For anyone building it, my hardest part was getting the ear muffs back in with the headphones inside. If you make sure that the headphones fit flush in there from the start, it is a lot easier. Also, put the headphones in BEFORE you put the muffs back in. When you put the muffs in, crinkle the foam around the headphones first (think wrapping an apple in a napkin that isn't big enough). Then lower one side in at a 45 degree angle, making sure to keep the entire headphones crinkled like when you began. Then put in the other side of the same headphone. Repeat for the other ear.

This helped a lot.

Thanks again for the great build, Dsjackson. Great sound. Great Instructable.

These are so awesome, it's almost unsettling. It's an awesomely unsettling experience. The closest comparison I can think of is the old-school headsets in music stores, except the sound is exponentially more crisp and clear and the outside noise is COMPLETELY blocked.

Simple Idea, usually the best. Closest thing out there commercially are racing radio headphones, stupid expensive, not stereo. I'm building a pair this weekend.
Well executed and a fantastic Instructable. A touch of humor makes everything better.Thank You
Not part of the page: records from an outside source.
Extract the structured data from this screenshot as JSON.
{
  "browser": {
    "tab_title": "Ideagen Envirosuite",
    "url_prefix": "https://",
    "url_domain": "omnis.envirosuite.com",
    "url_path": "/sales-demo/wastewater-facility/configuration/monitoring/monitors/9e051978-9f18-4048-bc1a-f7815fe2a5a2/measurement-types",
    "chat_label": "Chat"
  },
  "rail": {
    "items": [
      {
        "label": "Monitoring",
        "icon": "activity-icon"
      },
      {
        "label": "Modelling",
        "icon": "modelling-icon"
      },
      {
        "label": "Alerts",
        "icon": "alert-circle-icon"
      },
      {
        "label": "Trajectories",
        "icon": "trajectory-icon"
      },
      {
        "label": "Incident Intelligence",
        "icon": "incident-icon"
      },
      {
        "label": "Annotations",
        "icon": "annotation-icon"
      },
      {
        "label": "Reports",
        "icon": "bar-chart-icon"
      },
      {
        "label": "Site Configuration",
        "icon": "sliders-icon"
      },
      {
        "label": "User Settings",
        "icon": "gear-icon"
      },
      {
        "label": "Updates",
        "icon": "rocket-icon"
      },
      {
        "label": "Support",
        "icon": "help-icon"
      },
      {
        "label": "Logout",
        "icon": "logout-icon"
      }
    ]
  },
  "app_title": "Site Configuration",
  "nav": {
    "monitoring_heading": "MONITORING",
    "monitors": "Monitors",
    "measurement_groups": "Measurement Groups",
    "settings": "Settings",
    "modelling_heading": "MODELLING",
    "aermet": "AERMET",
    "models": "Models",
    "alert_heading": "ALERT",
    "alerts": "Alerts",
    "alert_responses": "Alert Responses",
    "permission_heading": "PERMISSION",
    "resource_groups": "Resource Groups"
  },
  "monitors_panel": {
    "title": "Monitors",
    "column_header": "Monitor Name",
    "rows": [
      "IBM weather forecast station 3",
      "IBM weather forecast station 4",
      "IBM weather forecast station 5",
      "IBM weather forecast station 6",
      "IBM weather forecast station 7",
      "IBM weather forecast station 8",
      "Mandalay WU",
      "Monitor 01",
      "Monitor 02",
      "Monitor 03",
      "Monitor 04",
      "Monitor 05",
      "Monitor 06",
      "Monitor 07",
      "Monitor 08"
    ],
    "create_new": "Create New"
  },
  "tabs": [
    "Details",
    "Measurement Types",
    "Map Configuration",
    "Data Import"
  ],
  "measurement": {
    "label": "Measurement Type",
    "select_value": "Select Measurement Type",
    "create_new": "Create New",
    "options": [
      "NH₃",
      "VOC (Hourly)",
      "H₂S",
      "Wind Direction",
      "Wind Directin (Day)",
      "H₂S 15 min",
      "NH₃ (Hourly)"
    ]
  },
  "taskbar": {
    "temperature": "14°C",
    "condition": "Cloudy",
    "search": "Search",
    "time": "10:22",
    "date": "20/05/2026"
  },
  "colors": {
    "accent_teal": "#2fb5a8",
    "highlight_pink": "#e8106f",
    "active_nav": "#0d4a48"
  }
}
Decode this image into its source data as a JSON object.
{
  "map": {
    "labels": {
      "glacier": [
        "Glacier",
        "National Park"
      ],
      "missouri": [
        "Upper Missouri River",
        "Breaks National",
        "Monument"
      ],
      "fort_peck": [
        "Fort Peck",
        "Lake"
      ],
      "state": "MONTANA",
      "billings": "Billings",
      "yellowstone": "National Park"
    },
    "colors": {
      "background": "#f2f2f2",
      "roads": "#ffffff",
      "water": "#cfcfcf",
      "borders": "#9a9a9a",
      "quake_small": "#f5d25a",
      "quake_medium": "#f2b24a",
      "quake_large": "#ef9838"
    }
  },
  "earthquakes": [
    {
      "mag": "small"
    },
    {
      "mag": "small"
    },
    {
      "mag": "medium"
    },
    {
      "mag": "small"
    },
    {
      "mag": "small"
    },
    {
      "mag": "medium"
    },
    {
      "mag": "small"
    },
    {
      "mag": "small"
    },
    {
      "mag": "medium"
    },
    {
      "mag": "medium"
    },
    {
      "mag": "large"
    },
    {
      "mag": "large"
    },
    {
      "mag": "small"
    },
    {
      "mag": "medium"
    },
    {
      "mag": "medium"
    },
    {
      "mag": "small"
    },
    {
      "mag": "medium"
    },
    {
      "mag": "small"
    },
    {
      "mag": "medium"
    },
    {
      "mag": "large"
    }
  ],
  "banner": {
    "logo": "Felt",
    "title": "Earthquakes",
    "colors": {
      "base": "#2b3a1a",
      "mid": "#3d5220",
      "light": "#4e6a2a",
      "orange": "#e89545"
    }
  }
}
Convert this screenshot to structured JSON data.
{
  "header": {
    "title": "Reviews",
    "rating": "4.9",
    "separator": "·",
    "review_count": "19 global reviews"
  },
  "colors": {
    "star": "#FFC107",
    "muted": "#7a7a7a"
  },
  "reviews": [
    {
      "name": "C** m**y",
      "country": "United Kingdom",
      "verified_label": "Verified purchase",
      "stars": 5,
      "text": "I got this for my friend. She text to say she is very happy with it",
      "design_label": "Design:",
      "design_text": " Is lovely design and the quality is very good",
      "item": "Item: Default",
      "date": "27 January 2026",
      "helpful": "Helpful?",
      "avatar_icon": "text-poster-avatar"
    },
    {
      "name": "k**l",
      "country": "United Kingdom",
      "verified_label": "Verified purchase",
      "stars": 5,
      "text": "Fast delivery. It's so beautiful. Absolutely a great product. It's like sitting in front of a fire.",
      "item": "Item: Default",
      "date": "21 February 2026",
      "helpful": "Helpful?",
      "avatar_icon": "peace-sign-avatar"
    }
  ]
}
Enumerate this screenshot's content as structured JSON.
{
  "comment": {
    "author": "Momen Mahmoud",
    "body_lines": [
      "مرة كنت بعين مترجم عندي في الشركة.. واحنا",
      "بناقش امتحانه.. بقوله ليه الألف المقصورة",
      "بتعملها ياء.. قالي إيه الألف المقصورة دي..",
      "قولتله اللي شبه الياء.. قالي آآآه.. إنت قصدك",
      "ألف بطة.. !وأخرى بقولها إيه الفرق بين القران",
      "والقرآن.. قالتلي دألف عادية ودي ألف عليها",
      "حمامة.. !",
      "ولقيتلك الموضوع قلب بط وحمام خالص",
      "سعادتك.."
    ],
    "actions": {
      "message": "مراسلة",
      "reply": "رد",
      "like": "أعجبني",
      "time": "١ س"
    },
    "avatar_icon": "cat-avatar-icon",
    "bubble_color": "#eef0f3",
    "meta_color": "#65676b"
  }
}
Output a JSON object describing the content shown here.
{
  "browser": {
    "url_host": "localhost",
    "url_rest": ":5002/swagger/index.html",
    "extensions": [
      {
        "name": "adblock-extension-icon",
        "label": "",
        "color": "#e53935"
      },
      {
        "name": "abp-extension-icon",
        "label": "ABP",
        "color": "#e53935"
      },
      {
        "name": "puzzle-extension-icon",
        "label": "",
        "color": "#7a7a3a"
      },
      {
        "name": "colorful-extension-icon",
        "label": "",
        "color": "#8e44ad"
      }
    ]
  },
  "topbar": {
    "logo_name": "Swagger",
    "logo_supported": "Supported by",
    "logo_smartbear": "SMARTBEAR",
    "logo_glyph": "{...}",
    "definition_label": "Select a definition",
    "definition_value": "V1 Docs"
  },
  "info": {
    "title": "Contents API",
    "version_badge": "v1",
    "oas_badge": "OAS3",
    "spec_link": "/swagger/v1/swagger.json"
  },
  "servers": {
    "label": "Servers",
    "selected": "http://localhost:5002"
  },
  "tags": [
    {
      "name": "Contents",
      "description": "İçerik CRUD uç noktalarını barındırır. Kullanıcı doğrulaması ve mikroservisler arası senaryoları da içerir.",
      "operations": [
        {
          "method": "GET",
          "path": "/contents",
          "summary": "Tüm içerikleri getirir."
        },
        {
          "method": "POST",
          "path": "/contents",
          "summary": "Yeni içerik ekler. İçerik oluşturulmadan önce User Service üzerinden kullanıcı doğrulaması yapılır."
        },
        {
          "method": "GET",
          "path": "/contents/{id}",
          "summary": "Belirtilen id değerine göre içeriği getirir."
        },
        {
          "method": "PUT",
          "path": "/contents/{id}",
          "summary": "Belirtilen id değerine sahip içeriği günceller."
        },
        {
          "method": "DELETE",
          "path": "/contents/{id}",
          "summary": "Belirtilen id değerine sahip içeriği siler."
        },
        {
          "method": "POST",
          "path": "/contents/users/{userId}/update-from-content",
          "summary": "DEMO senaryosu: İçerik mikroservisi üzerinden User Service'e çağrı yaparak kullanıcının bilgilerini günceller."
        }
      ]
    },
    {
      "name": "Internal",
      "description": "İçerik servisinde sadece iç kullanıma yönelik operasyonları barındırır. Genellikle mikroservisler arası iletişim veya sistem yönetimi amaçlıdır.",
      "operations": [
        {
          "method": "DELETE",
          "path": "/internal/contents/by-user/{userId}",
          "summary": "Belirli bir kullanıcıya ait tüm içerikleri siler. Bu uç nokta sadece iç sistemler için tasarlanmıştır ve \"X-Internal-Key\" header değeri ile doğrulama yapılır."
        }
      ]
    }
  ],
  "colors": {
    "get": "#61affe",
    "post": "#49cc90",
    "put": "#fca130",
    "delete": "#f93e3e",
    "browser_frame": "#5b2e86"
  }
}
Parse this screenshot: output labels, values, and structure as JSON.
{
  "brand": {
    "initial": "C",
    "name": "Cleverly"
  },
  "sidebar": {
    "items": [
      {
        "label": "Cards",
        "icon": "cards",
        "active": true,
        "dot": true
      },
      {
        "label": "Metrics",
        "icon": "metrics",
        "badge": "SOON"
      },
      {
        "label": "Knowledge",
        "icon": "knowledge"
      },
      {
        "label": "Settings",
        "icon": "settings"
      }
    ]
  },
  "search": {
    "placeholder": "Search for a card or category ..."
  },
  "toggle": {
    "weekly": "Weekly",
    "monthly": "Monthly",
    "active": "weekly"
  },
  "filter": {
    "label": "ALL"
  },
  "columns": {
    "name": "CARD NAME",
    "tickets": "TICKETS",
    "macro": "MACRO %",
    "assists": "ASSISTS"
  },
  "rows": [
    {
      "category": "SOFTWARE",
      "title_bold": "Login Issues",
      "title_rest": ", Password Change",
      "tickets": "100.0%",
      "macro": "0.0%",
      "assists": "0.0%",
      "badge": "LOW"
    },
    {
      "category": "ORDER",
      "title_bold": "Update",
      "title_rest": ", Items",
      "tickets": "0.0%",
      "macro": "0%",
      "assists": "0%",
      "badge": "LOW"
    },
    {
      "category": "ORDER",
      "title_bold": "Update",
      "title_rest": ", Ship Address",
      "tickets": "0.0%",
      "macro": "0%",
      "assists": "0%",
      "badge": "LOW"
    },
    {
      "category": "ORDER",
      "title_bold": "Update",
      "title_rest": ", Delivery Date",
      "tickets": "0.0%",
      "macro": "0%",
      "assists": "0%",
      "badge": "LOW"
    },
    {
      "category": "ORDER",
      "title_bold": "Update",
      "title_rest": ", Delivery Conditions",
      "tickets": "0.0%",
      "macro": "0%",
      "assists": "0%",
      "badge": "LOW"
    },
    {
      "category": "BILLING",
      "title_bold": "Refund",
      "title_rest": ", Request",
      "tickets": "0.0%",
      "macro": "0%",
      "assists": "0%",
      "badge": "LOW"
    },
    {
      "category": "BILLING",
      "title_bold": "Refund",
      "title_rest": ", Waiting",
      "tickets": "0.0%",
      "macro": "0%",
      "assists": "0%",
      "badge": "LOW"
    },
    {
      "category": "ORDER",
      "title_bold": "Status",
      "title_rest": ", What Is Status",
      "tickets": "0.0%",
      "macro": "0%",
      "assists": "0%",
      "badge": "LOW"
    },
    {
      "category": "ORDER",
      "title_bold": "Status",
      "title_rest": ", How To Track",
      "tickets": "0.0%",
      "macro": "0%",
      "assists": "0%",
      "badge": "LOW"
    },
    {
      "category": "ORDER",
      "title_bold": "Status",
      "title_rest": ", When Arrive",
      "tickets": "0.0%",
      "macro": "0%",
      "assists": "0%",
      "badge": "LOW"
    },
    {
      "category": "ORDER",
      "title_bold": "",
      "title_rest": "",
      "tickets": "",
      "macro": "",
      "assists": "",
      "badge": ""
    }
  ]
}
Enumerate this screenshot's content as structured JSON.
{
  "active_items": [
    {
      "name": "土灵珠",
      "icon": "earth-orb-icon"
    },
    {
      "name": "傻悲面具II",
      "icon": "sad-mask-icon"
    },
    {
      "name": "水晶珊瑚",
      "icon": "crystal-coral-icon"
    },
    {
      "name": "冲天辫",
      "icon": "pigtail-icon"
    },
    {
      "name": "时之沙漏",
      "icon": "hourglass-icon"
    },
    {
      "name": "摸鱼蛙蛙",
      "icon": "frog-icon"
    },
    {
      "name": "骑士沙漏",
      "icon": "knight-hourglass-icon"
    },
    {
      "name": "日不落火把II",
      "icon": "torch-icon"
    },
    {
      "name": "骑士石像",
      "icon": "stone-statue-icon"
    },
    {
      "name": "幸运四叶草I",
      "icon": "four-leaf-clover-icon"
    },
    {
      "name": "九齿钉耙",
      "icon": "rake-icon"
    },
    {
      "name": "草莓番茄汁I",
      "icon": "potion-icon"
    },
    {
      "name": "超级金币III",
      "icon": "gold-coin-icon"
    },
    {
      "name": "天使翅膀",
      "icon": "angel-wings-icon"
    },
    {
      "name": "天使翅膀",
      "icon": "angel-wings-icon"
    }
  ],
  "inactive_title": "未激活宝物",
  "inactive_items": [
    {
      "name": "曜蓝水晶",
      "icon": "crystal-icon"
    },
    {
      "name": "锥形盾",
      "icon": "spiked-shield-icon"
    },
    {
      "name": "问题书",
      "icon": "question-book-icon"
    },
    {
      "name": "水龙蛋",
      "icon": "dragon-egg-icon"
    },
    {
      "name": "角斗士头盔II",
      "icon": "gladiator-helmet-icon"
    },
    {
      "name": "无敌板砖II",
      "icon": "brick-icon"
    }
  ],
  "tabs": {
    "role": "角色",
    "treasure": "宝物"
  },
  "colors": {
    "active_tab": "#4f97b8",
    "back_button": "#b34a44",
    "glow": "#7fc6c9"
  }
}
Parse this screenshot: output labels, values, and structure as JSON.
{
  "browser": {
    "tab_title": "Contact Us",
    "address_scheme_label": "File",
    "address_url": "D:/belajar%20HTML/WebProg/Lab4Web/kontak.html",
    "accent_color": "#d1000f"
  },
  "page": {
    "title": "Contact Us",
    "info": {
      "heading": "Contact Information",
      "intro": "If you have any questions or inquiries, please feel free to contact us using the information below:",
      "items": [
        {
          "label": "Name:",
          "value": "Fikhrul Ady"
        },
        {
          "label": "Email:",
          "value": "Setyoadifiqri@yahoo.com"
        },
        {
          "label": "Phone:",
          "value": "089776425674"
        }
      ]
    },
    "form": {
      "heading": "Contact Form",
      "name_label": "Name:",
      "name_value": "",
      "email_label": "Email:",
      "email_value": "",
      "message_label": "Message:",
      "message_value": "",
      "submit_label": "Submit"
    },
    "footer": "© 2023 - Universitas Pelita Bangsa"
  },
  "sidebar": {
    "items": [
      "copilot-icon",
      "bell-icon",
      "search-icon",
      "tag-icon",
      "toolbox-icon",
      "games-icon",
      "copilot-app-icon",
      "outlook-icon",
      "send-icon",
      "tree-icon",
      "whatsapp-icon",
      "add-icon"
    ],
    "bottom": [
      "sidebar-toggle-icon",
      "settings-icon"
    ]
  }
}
AMAZING sound quality. You can not buy a set to sound and perform better. Thanks for the post you truly changed my life for literally 25 bux!! You Rock!

Very thorough instructions, easy to follow. This guy definitely knows his way around a set of headphones!! Thanks for the great post!!

Love mine! Great isolation. Terrific sound.

I did this with Peltor Optime and Sony zx110. I did not watch this instruction before. I installed the driver inside the muffs without putting back their back cover since it would not fit in. The headphone are working but the sound is now really thin and lacks bass. I guess the driver need its back cover as a resonant chamber?

I've got a stack of old headphones (well only the speakers and cables) laying in my closet and just ordered a pair of earmuffs so this is going to be fun.